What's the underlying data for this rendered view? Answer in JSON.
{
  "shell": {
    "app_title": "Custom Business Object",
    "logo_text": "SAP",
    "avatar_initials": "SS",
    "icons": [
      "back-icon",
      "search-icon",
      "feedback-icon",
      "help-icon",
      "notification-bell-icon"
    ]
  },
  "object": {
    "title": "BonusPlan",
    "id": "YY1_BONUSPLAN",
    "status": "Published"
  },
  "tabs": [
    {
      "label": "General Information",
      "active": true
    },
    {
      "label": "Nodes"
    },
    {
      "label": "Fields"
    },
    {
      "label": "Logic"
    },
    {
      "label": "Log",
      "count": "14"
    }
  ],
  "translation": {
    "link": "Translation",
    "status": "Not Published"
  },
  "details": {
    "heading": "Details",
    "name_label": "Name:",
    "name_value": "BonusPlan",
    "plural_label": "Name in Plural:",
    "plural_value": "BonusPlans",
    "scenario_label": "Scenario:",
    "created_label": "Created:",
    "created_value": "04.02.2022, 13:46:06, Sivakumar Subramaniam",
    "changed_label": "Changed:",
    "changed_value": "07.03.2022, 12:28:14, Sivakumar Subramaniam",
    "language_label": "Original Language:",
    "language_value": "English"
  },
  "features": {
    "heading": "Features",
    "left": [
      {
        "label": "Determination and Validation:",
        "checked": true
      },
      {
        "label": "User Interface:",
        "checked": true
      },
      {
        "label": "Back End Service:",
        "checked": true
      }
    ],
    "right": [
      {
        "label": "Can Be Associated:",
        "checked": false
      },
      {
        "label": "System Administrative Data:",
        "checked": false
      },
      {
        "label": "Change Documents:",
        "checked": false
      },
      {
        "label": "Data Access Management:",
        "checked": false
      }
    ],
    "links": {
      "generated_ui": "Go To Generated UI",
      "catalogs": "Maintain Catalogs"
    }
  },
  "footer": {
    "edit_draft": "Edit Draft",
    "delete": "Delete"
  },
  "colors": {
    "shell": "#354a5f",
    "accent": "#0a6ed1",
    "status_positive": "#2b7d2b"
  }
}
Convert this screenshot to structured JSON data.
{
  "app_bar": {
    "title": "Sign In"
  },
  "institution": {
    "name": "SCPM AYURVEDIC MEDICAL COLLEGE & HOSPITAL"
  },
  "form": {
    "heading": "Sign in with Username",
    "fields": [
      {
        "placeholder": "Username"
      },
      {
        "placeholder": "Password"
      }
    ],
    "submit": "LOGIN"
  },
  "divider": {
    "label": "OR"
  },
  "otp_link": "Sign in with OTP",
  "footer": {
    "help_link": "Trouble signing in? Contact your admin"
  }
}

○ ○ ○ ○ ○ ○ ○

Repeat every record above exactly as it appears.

◆ ANSWER SECTION:
What's the underlying data for this rendered view? Answer in JSON.
{
  "shell": {
    "app_title": "Custom Business Object",
    "logo_text": "SAP",
    "avatar_initials": "SS",
    "icons": [
      "back-icon",
      "search-icon",
      "feedback-icon",
      "help-icon",
      "notification-bell-icon"
    ]
  },
  "object": {
    "title": "BonusPlan",
    "id": "YY1_BONUSPLAN",
    "status": "Published"
  },
  "tabs": [
    {
      "label": "General Information",
      "active": true
    },
    {
      "label": "Nodes"
    },
    {
      "label": "Fields"
    },
    {
      "label": "Logic"
    },
    {
      "label": "Log",
      "count": "14"
    }
  ],
  "translation": {
    "link": "Translation",
    "status": "Not Published"
  },
  "details": {
    "heading": "Details",
    "name_label": "Name:",
    "name_value": "BonusPlan",
    "plural_label": "Name in Plural:",
    "plural_value": "BonusPlans",
    "scenario_label": "Scenario:",
    "created_label": "Created:",
    "created_value": "04.02.2022, 13:46:06, Sivakumar Subramaniam",
    "changed_label": "Changed:",
    "changed_value": "07.03.2022, 12:28:14, Sivakumar Subramaniam",
    "language_label": "Original Language:",
    "language_value": "English"
  },
  "features": {
    "heading": "Features",
    "left": [
      {
        "label": "Determination and Validation:",
        "checked": true
      },
      {
        "label": "User Interface:",
        "checked": true
      },
      {
        "label": "Back End Service:",
        "checked": true
      }
    ],
    "right": [
      {
        "label": "Can Be Associated:",
        "checked": false
      },
      {
        "label": "System Administrative Data:",
        "checked": false
      },
      {
        "label": "Change Documents:",
        "checked": false
      },
      {
        "label": "Data Access Management:",
        "checked": false
      }
    ],
    "links": {
      "generated_ui": "Go To Generated UI",
      "catalogs": "Maintain Catalogs"
    }
  },
  "footer": {
    "edit_draft": "Edit Draft",
    "delete": "Delete"
  },
  "colors": {
    "shell": "#354a5f",
    "accent": "#0a6ed1",
    "status_positive": "#2b7d2b"
  }
}
Convert this screenshot to structured JSON data.
{
  "app_bar": {
    "title": "Sign In"
  },
  "institution": {
    "name": "SCPM AYURVEDIC MEDICAL COLLEGE & HOSPITAL"
  },
  "form": {
    "heading": "Sign in with Username",
    "fields": [
      {
        "placeholder": "Username"
      },
      {
        "placeholder": "Password"
      }
    ],
    "submit": "LOGIN"
  },
  "divider": {
    "label": "OR"
  },
  "otp_link": "Sign in with OTP",
  "footer": {
    "help_link": "Trouble signing in? Contact your admin"
  }
}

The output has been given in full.